Each box contains a sampling of God's gifts -- gifts from the sea, from the earth, from plants, from human and animal life. We unroll a long narrative highlighting different aspects of creation. We examine a close-up shot of an owl's eye. It looks like a butterfly. We pick up bugs and a speckled bird's egg. We crack open nutmeg and allspice. We pour over sparkling geodes and bang flint on a rock. We sniff and feel dozens of spices, stones, and herbs. Technically, we're not supposed to taste anything, but sometimes the children lick the rock salt or sample the cinnamon sticks.
Here on earth God has given us the essentials -- water, hard metals from which we fashion tools, salt, plants and animals to feed and cloth us. We then move on to ponder the unessentials -- God has given us elements that sustain our bodies, but also blessings that feed our souls. What is the point, exactly, of a dolphin or a dogwood? Why is a sunflower both edible and beautiful? Why do we have cows which many of us eat, but also dogs which we simply enjoy? What is the point of a sunset or a rainbow or a lush snowfall? Why are babies so achingly lovely?
We've recently spent a week on the coast of South Carolina. I can't look out over the Atlantic and fail to feel closer to God who, in the words of songwriter Michael Card, "made the universe fall from His fingertips." We have seen alligators and starfish, horseshoe crabs and stingrays. We have ridden the waves and biked the beach. The kids wish Live Oaks grew in our neighborhood. They have climbed and climbed through these amazing trees that look like something out of a Dr. Seuss story. The weather has been amazing -- warm enough to swim, cool enough to pull on a sweatshirt in the afternoon.
I write so often (too often) about the tribulations that are part and parcel of life with little children. When I added labels to my archived work, the top label wasn't Love or Family; it was Real Life -- that messy business involving spilt milk and plumbing issues and fevers and poop. During our week at the beach, I had the presence of mind to notice the many grace-filled moments -- the many gifts -- that came our way:
The leisurely lunch during which everyone downed great seafood and chatted and looked out over the harbor. Ainsley colored. John was sweet. Dave taught Kolbe how to win at Tic Tac Toe. Tim made me laugh.
The bike ride that involved no broken chains or toddlers who refused to wear helmets, but did include beautiful scenery and a cool breeze.

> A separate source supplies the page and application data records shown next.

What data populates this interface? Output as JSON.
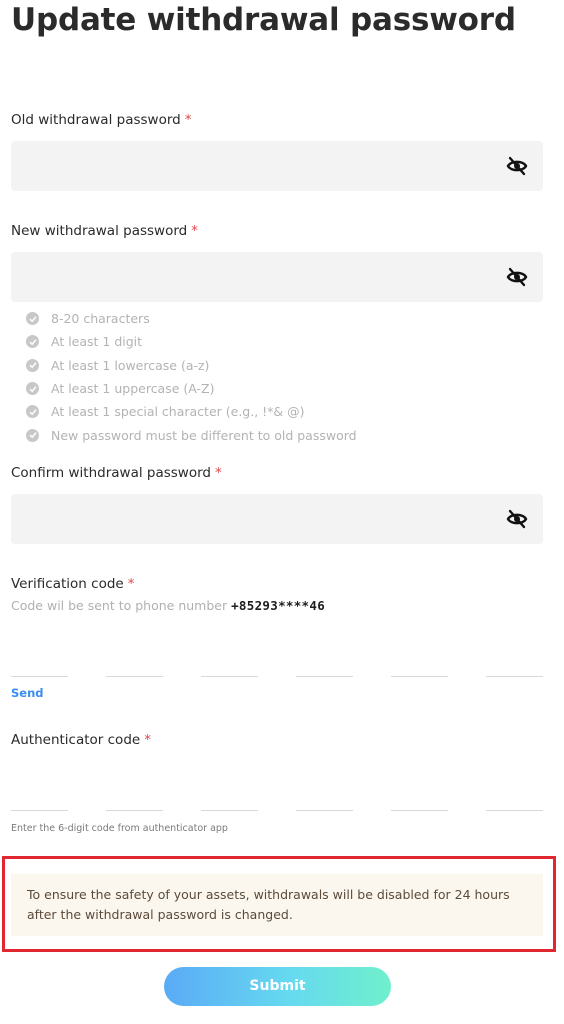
{
  "page": {
    "title": "Update withdrawal password"
  },
  "old_password": {
    "label": "Old withdrawal password",
    "required_mark": "*",
    "value": "",
    "icon": "eye-off-icon"
  },
  "new_password": {
    "label": "New withdrawal password",
    "required_mark": "*",
    "value": "",
    "icon": "eye-off-icon",
    "rules": [
      "8-20 characters",
      "At least 1 digit",
      "At least 1 lowercase (a-z)",
      "At least 1 uppercase (A-Z)",
      "At least 1 special character (e.g., !*& @)",
      "New password must be different to old password"
    ]
  },
  "confirm_password": {
    "label": "Confirm withdrawal password",
    "required_mark": "*",
    "value": "",
    "icon": "eye-off-icon"
  },
  "verification": {
    "label": "Verification code",
    "required_mark": "*",
    "hint": "Code wil be sent to phone number",
    "phone": "+85293****46",
    "digits": [
      "",
      "",
      "",
      "",
      "",
      ""
    ],
    "send_label": "Send"
  },
  "authenticator": {
    "label": "Authenticator code",
    "required_mark": "*",
    "digits": [
      "",
      "",
      "",
      "",
      "",
      ""
    ],
    "hint": "Enter the 6-digit code from authenticator app"
  },
  "notice": {
    "text": "To ensure the safety of your assets, withdrawals will be disabled for 24 hours after the withdrawal password is changed."
  },
  "actions": {
    "submit_label": "Submit"
  },
  "colors": {
    "required": "#e04848",
    "link": "#3a8ef0",
    "highlight_border": "#e0262e",
    "notice_bg": "#fcf7ee",
    "input_bg": "#f3f3f3"
  }
}
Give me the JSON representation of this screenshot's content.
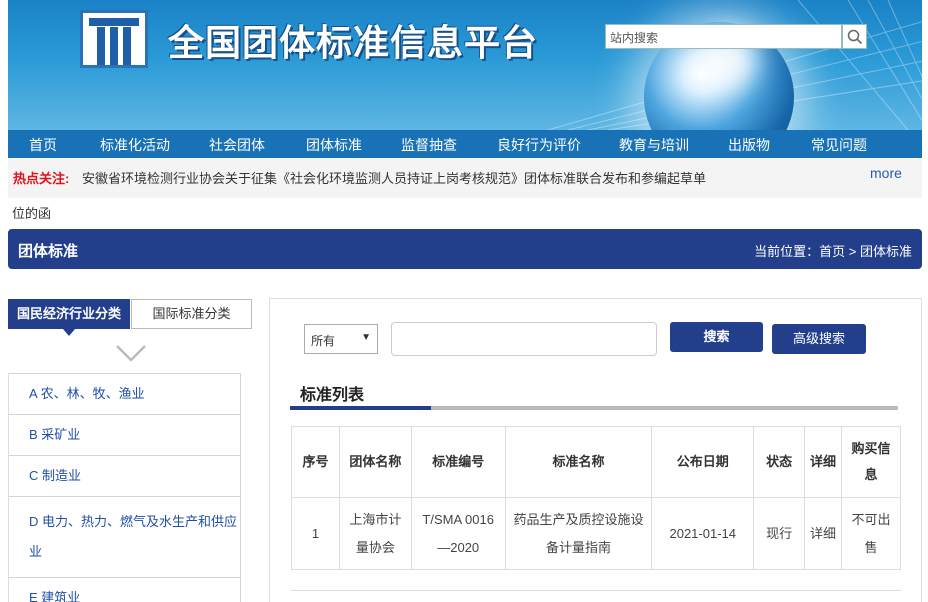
{
  "header": {
    "site_title": "全国团体标准信息平台",
    "search_placeholder": "站内搜索",
    "search_icon": "search-icon",
    "logo_icon": "platform-logo"
  },
  "nav": {
    "items": [
      "首页",
      "标准化活动",
      "社会团体",
      "团体标准",
      "监督抽查",
      "良好行为评价",
      "教育与培训",
      "出版物",
      "常见问题"
    ]
  },
  "hot": {
    "label": "热点关注:",
    "text": "安徽省环境检测行业协会关于征集《社会化环境监测人员持证上岗考核规范》团体标准联合发布和参编起草单",
    "continuation": "位的函",
    "more": "more"
  },
  "section": {
    "title": "团体标准",
    "breadcrumb": "当前位置：首页 > 团体标准"
  },
  "left": {
    "tab_active": "国民经济行业分类",
    "tab_inactive": "国际标准分类",
    "categories": [
      "A 农、林、牧、渔业",
      "B 采矿业",
      "C 制造业",
      "D 电力、热力、燃气及水生产和供应",
      "业",
      "E 建筑业"
    ]
  },
  "main": {
    "select_value": "所有",
    "search_button": "搜索",
    "advanced_button": "高级搜索",
    "list_title": "标准列表",
    "table": {
      "headers": [
        "序号",
        "团体名称",
        "标准编号",
        "标准名称",
        "公布日期",
        "状态",
        "详细",
        "购买信",
        "息"
      ],
      "row": {
        "index": "1",
        "org_line1": "上海市计",
        "org_line2": "量协会",
        "code_line1": "T/SMA 0016",
        "code_line2": "—2020",
        "name_line1": "药品生产及质控设施设",
        "name_line2": "备计量指南",
        "date": "2021-01-14",
        "status": "现行",
        "detail": "详细",
        "buy_line1": "不可出",
        "buy_line2": "售"
      }
    }
  },
  "colors": {
    "nav_blue": "#1a72b6",
    "title_navy": "#233f8c",
    "hot_red": "#e0141e",
    "link_purple": "#7a2c8e"
  }
}
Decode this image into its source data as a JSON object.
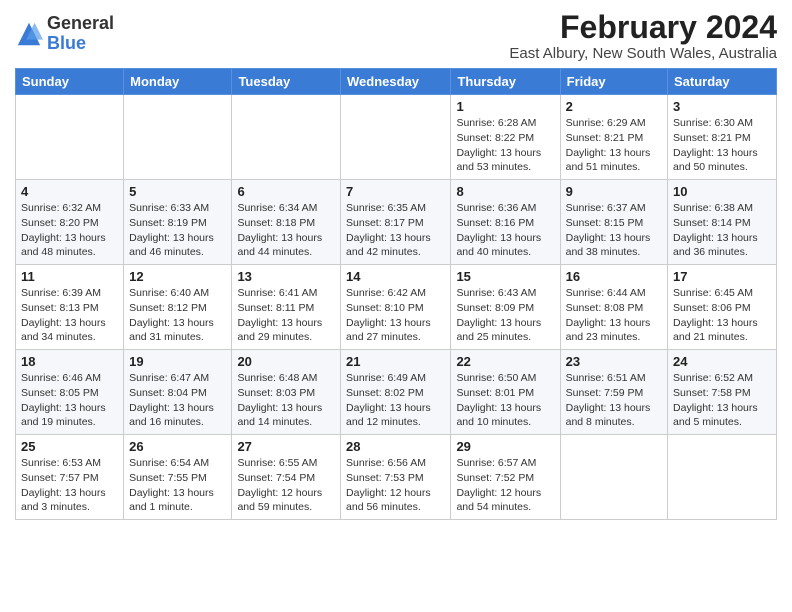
{
  "logo": {
    "general": "General",
    "blue": "Blue"
  },
  "title": "February 2024",
  "subtitle": "East Albury, New South Wales, Australia",
  "weekdays": [
    "Sunday",
    "Monday",
    "Tuesday",
    "Wednesday",
    "Thursday",
    "Friday",
    "Saturday"
  ],
  "weeks": [
    [
      {
        "day": "",
        "info": ""
      },
      {
        "day": "",
        "info": ""
      },
      {
        "day": "",
        "info": ""
      },
      {
        "day": "",
        "info": ""
      },
      {
        "day": "1",
        "info": "Sunrise: 6:28 AM\nSunset: 8:22 PM\nDaylight: 13 hours\nand 53 minutes."
      },
      {
        "day": "2",
        "info": "Sunrise: 6:29 AM\nSunset: 8:21 PM\nDaylight: 13 hours\nand 51 minutes."
      },
      {
        "day": "3",
        "info": "Sunrise: 6:30 AM\nSunset: 8:21 PM\nDaylight: 13 hours\nand 50 minutes."
      }
    ],
    [
      {
        "day": "4",
        "info": "Sunrise: 6:32 AM\nSunset: 8:20 PM\nDaylight: 13 hours\nand 48 minutes."
      },
      {
        "day": "5",
        "info": "Sunrise: 6:33 AM\nSunset: 8:19 PM\nDaylight: 13 hours\nand 46 minutes."
      },
      {
        "day": "6",
        "info": "Sunrise: 6:34 AM\nSunset: 8:18 PM\nDaylight: 13 hours\nand 44 minutes."
      },
      {
        "day": "7",
        "info": "Sunrise: 6:35 AM\nSunset: 8:17 PM\nDaylight: 13 hours\nand 42 minutes."
      },
      {
        "day": "8",
        "info": "Sunrise: 6:36 AM\nSunset: 8:16 PM\nDaylight: 13 hours\nand 40 minutes."
      },
      {
        "day": "9",
        "info": "Sunrise: 6:37 AM\nSunset: 8:15 PM\nDaylight: 13 hours\nand 38 minutes."
      },
      {
        "day": "10",
        "info": "Sunrise: 6:38 AM\nSunset: 8:14 PM\nDaylight: 13 hours\nand 36 minutes."
      }
    ],
    [
      {
        "day": "11",
        "info": "Sunrise: 6:39 AM\nSunset: 8:13 PM\nDaylight: 13 hours\nand 34 minutes."
      },
      {
        "day": "12",
        "info": "Sunrise: 6:40 AM\nSunset: 8:12 PM\nDaylight: 13 hours\nand 31 minutes."
      },
      {
        "day": "13",
        "info": "Sunrise: 6:41 AM\nSunset: 8:11 PM\nDaylight: 13 hours\nand 29 minutes."
      },
      {
        "day": "14",
        "info": "Sunrise: 6:42 AM\nSunset: 8:10 PM\nDaylight: 13 hours\nand 27 minutes."
      },
      {
        "day": "15",
        "info": "Sunrise: 6:43 AM\nSunset: 8:09 PM\nDaylight: 13 hours\nand 25 minutes."
      },
      {
        "day": "16",
        "info": "Sunrise: 6:44 AM\nSunset: 8:08 PM\nDaylight: 13 hours\nand 23 minutes."
      },
      {
        "day": "17",
        "info": "Sunrise: 6:45 AM\nSunset: 8:06 PM\nDaylight: 13 hours\nand 21 minutes."
      }
    ],
    [
      {
        "day": "18",
        "info": "Sunrise: 6:46 AM\nSunset: 8:05 PM\nDaylight: 13 hours\nand 19 minutes."
      },
      {
        "day": "19",
        "info": "Sunrise: 6:47 AM\nSunset: 8:04 PM\nDaylight: 13 hours\nand 16 minutes."
      },
      {
        "day": "20",
        "info": "Sunrise: 6:48 AM\nSunset: 8:03 PM\nDaylight: 13 hours\nand 14 minutes."
      },
      {
        "day": "21",
        "info": "Sunrise: 6:49 AM\nSunset: 8:02 PM\nDaylight: 13 hours\nand 12 minutes."
      },
      {
        "day": "22",
        "info": "Sunrise: 6:50 AM\nSunset: 8:01 PM\nDaylight: 13 hours\nand 10 minutes."
      },
      {
        "day": "23",
        "info": "Sunrise: 6:51 AM\nSunset: 7:59 PM\nDaylight: 13 hours\nand 8 minutes."
      },
      {
        "day": "24",
        "info": "Sunrise: 6:52 AM\nSunset: 7:58 PM\nDaylight: 13 hours\nand 5 minutes."
      }
    ],
    [
      {
        "day": "25",
        "info": "Sunrise: 6:53 AM\nSunset: 7:57 PM\nDaylight: 13 hours\nand 3 minutes."
      },
      {
        "day": "26",
        "info": "Sunrise: 6:54 AM\nSunset: 7:55 PM\nDaylight: 13 hours\nand 1 minute."
      },
      {
        "day": "27",
        "info": "Sunrise: 6:55 AM\nSunset: 7:54 PM\nDaylight: 12 hours\nand 59 minutes."
      },
      {
        "day": "28",
        "info": "Sunrise: 6:56 AM\nSunset: 7:53 PM\nDaylight: 12 hours\nand 56 minutes."
      },
      {
        "day": "29",
        "info": "Sunrise: 6:57 AM\nSunset: 7:52 PM\nDaylight: 12 hours\nand 54 minutes."
      },
      {
        "day": "",
        "info": ""
      },
      {
        "day": "",
        "info": ""
      }
    ]
  ]
}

The hours spent sitting in the sand while Ainsley yelled, "I dig!" John searched for crabs. The older boys rode the waves with their dad.
The morning the entire household slept until 8:45. When did that last happen?
The afternoon I lay napping on the couch looking out through an open door at the swaying palm trees.
I often reflect that God is not a minimalist. This world of ours is full and varied and surprising. So much that I have enjoyed this week has no utilitarian value whatsoever -- except to feed my soul, which, really, is more useful than anything else.